But the flip side of that is that when you parent alone, you are the commander and chief. You don't need to negotiate or confer with anyone else - you can be the mom you want to be without judgment or compromise. There's power and joy in there.
I, as a single mom, will spend money on lessons and school for my son, without any tinge of guilt. However, I'll barely buy myself a $25 bra without torrential downpours of guilt.
I also happen to like nice things, from a distance mostly. However, that being said, I've been perusing thrift and consignment shops, and have actually managed to get myself some really nice things for really reasonable prices.
So for this holiday season, I went out and got myself a used designer bag for a fraction of what it would cost new. I love this bag. It makes me feel as if I'm a powerful woman with an amazing designer bag.
I've got single mommy power - and a great designer bag.
Get a gift for yourself that signifies forward movement towards the new you. Something you would not normally get yourself that you will actually use, but don't necessarily need.
As a single mom, it's easy to watch "happy families" all around you, everywhere, and feel bad. I know that I've done that, and sometimes still do.

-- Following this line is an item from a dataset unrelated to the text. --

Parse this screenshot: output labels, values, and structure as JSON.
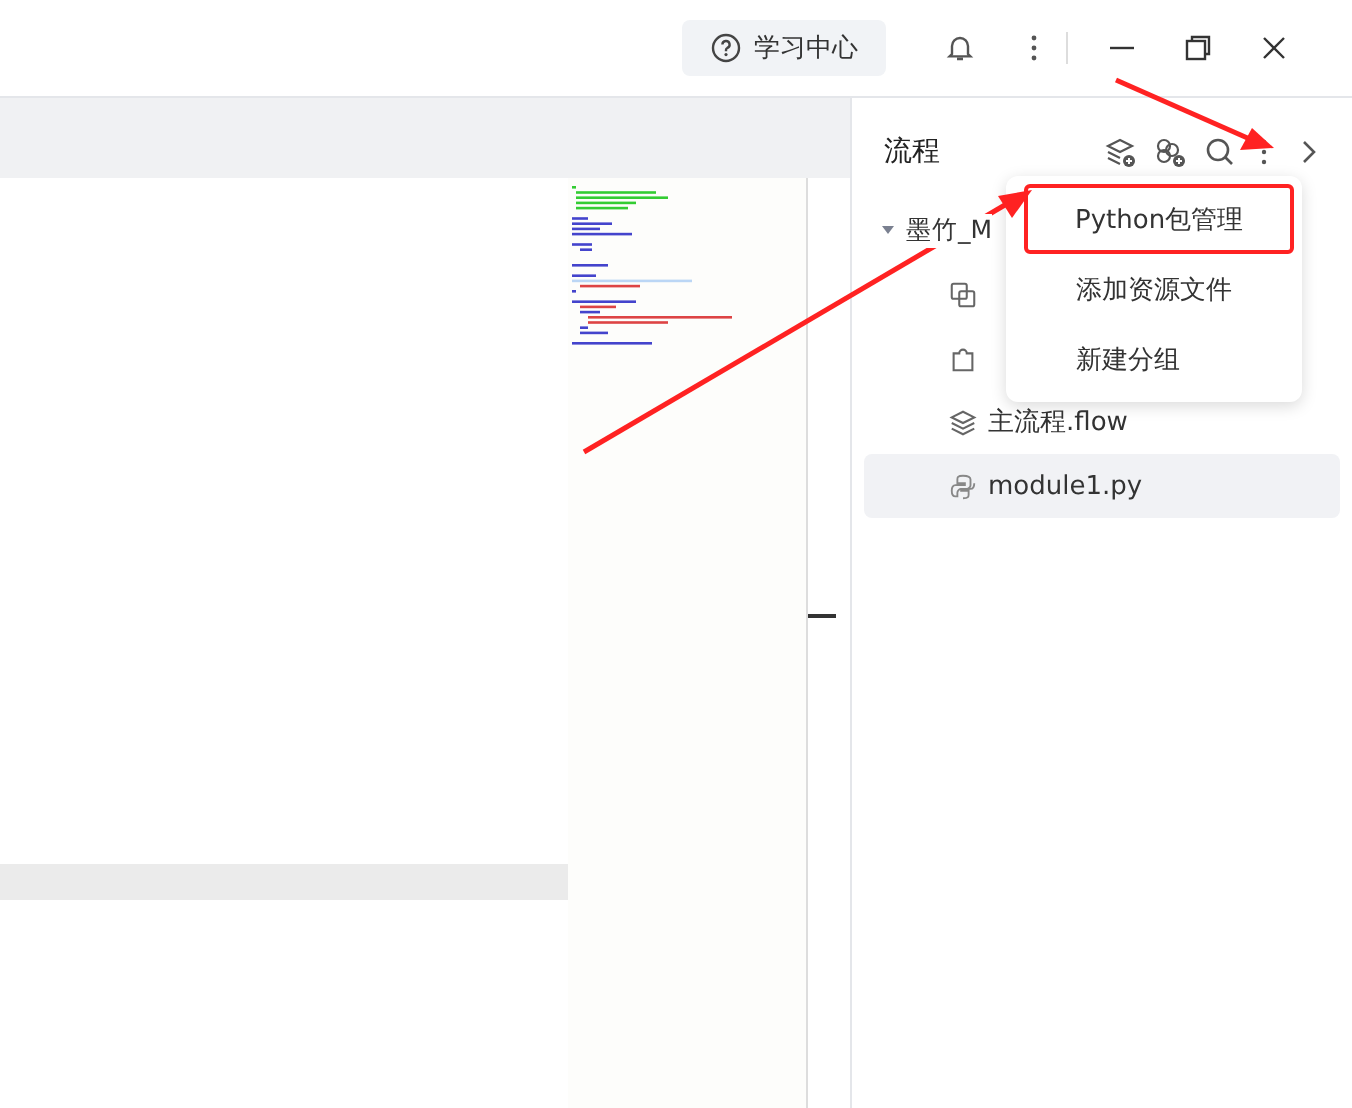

But what I've come to realize, hanging out with all these couples who look so happy from afar, is that no one is the poster child for utter happiness all of the time. It's not humanly possible. We're human and shit happens that forces us to dodge and adjust.
It's ok to be a single mom. It's not only OK; it's downright awesome sometimes. While all the crap falls on your shoulders, all the glory does as well.
Embrace it, love it, and feel the gratitude and get a vision for where you are headed.
As a single mom, you've got A LOT on your plate. It's OK to say no.
I am one of those people who will jump in and help wherever, whenever possible. Especially during the holidays with all the school and work events, I find that I end up over committing myself. Everything gets done, but I'm fried and frustrated.
I've recently started saying no to things are not on my top list of to-do's.
It's made me happier, more relaxed, and a better parent.
What would you add to our list of ways single moms can stay sane during the holidays?